Concerns about inflation and recession are held, not only by European boutiques – but also those much further afield – in Brazil, South Africa and Hong Kong. And their responses are generally the same, to stick with investing in those companies – assets that you know well in order to cope with emerging scenarios.
In Sao Paulo, Brazil, Paulo Del Priore, Founding Partner at the global multi-strategy investment manager Farview, said, that he is sceptical about macro forecasts and so seeks the more bottom up approach of building portfolios that are independent of macro scenarios.
Factors driving their work therefore include the fact that there are now higher returns on cash; the constraints around quantitative easing thanks to inflation; and increasing active manager opportunities, as higher cash rates and less activist central banks, will result in higher market price dispersions.
“Next year will be very different from the last which brings significant challenges requiring a different approach to managing and building portfolios. One approach that manages risk is through portfolio diversification and properly priced risk premiums, particularly when seeking market liquidity.
Global and more local sector interests are the subject of South Africa’s Johannesburg-based, long-only equities specialist First Avenue Investment Management and its CIO & Principal, Hlelo Giyose.
“As we see it, a peak in global interest rates in Q1 ’23, and a slow return to global growth in the 02H23 should stimulate commodity prices and drive economic growth in the country. Lo says.
“What will save the markets is that South African companies are generally excellent at capital allocation. The stock market now has the highest number of companies buying back shares than at any other time in history.
“As well, dividend pay-out ratios are also at their highest levels in history. Low valuations, coupled with capital returns to shareholders, make the South African stock market appealing.”
However, Lo adds that while companies are good at capital allocation, investment in South Africa is not without challenges that will impact as the country has not learnt how to construct internal growth engines in its economy…
“In fact, the economy is increasingly held hostage by global growth. Exports of commodities, specifically, account for a significant portion of foreign exchange currency earnings.”
Closser to home in Hong Kong, China Chartwell asset management founder Ronald Chan says an intimate knowledge of the Hang Seng and the still booming southern Greater Bay Area (of China) gives him room for optimism, despite all the macro headwinds described above… and some local ones that make China, as a whole, a difficult target for some Western investors.

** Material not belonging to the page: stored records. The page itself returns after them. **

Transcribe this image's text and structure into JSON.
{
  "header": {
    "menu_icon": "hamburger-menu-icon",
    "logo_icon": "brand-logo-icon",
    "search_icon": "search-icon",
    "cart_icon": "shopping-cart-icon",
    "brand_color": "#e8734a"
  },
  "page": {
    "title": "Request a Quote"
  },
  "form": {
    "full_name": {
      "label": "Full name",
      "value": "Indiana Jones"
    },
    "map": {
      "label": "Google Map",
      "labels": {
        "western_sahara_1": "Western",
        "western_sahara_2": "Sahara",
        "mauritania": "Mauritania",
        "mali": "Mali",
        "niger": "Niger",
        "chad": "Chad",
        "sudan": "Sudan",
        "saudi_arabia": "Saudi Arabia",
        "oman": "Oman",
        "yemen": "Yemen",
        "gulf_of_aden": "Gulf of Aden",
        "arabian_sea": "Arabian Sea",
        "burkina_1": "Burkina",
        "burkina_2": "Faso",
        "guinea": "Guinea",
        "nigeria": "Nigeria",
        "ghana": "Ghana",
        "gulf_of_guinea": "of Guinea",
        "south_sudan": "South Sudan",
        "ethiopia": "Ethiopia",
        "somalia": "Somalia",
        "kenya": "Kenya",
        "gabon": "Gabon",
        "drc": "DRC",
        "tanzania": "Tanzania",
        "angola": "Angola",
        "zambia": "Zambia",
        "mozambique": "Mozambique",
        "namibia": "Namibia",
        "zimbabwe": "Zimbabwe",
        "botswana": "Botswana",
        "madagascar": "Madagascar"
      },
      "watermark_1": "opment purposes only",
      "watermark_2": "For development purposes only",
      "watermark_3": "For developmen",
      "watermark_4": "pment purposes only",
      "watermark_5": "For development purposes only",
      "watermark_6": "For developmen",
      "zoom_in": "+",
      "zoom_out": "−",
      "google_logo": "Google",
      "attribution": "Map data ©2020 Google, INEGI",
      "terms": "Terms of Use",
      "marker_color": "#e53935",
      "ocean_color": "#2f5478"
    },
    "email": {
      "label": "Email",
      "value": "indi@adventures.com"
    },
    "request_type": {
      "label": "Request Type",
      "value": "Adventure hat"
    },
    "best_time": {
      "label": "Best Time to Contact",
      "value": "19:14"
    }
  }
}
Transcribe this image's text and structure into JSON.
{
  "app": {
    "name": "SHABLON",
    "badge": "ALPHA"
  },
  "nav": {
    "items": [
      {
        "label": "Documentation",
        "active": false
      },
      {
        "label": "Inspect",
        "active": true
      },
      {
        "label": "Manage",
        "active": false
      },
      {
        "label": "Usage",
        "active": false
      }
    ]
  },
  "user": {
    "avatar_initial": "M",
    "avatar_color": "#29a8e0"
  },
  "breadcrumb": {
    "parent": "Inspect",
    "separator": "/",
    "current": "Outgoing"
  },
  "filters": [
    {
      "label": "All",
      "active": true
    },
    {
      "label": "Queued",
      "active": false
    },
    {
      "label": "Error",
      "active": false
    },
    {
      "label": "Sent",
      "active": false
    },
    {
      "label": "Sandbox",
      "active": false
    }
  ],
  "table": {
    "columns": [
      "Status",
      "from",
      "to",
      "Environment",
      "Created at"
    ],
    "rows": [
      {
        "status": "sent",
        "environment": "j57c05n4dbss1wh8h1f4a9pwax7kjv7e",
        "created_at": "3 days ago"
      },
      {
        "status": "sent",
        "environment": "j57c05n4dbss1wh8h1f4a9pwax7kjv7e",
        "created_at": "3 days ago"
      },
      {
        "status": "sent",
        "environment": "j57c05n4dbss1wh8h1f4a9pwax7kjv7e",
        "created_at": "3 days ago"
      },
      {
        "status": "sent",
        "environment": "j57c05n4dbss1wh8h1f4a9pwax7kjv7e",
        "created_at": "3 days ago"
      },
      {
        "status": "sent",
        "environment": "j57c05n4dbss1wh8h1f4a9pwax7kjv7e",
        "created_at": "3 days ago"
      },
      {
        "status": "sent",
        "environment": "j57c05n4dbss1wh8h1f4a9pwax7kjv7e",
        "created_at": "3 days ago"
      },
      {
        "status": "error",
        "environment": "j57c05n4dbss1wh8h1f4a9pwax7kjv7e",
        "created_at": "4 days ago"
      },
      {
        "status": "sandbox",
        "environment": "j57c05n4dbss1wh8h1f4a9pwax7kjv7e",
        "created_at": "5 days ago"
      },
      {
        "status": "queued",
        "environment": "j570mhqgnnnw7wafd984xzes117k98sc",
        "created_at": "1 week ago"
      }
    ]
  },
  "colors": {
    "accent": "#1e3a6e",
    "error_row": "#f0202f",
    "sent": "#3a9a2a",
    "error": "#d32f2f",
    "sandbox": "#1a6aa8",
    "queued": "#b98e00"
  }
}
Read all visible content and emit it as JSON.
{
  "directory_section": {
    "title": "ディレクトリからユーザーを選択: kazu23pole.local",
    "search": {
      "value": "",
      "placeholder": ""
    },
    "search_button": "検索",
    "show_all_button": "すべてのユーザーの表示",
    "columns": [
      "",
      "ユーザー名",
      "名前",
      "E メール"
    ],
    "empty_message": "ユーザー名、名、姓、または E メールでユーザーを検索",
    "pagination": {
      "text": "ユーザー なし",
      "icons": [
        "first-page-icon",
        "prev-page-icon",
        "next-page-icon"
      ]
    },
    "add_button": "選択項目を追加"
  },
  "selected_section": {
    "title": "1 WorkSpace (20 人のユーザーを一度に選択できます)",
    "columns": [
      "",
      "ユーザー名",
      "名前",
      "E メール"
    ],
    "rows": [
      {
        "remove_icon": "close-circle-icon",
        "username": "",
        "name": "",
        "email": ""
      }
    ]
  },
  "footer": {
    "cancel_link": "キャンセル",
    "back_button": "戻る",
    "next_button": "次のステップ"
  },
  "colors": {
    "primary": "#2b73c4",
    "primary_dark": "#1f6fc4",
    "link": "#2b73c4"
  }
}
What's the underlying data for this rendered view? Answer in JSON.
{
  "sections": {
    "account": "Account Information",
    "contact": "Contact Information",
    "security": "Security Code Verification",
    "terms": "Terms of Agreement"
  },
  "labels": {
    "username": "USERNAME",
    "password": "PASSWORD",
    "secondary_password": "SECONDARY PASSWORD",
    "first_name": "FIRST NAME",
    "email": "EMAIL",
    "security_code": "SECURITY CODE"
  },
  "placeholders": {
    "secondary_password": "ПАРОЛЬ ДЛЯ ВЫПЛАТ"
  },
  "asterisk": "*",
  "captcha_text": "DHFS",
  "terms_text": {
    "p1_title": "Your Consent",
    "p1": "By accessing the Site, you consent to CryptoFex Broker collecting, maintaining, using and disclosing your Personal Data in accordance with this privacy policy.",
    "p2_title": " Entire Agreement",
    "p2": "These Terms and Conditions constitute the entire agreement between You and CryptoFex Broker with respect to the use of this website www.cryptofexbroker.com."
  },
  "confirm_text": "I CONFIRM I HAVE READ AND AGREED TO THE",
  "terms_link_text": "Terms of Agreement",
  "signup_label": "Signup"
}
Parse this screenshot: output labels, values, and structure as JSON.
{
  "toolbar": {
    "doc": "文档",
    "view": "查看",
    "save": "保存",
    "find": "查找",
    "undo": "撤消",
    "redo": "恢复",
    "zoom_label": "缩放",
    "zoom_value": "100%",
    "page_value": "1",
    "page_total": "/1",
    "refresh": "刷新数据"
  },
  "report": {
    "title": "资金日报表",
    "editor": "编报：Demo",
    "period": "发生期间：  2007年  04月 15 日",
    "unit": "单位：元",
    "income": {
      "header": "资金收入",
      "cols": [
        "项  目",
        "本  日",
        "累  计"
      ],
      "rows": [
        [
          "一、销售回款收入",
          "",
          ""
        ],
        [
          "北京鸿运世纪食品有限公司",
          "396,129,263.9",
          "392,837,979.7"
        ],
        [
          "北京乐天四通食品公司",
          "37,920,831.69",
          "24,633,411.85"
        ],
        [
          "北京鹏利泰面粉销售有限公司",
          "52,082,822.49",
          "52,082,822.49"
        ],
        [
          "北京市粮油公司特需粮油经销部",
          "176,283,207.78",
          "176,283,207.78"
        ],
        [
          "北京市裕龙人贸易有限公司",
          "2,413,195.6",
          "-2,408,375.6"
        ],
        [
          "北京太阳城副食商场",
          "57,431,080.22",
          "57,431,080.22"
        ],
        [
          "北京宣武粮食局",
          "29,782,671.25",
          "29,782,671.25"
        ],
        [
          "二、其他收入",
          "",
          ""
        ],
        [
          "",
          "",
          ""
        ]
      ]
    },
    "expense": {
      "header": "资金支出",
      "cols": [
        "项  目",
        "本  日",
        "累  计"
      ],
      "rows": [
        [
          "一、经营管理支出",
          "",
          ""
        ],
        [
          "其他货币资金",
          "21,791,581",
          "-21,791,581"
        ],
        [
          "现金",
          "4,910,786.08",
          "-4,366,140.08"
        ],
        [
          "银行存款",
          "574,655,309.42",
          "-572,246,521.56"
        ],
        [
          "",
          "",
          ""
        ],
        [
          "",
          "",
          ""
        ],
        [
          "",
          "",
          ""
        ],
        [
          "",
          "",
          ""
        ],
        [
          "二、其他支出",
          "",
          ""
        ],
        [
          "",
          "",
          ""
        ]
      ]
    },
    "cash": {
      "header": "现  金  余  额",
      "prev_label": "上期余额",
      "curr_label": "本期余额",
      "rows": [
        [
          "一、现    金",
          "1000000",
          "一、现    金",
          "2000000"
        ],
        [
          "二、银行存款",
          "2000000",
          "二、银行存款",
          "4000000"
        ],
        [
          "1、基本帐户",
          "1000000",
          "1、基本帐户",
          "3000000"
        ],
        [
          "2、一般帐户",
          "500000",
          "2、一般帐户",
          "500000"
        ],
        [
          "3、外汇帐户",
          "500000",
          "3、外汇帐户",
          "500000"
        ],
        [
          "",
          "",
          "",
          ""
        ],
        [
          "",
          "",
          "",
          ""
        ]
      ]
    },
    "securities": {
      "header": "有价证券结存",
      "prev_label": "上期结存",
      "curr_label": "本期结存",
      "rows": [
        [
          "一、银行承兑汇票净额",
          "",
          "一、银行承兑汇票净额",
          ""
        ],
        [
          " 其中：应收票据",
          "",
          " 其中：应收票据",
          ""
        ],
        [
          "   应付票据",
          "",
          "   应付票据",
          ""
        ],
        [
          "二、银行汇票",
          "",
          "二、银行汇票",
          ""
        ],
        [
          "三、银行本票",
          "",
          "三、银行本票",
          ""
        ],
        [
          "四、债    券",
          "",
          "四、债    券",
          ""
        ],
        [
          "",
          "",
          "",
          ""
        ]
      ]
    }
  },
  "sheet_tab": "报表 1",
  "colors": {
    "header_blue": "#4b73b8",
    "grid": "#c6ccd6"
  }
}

Ronald says the current GDP of the GBA which encompasses much of the powerhouse manufacturing hub of Guangdong is roughly US$1.9 trillion, and its further development is fully backed in a big way by the Chinese Government of Xi Jinping, which is encouraging them to elevate their international position across the spectrum even in the face of COVID policy changes.
So China, led by the Greater Bay is heading back at to international markets – from finance, trade, shipping, aviation, innovation and technology, culture and tourism – all sectors in which he has an interest.
“Hong Kong’s Hang Seng Index hit its lowest valuation in November at a 7x P/E ratio.
“This multiple is even lower than what was experienced during the financial crisis in 2008 and stands at a -2.4 standard deviation relative to its multiple average since 2005. Many factors may affect valuation in the coming months.
“However, in layman’s terms, if we use the index’s five-year P/E ratio average of 10.9x, the upside potential is likely to exceed 50%. While we do not anticipate such an upside in the near to medium term, the overall sentiment is leaning toward the positive,” Ron adds.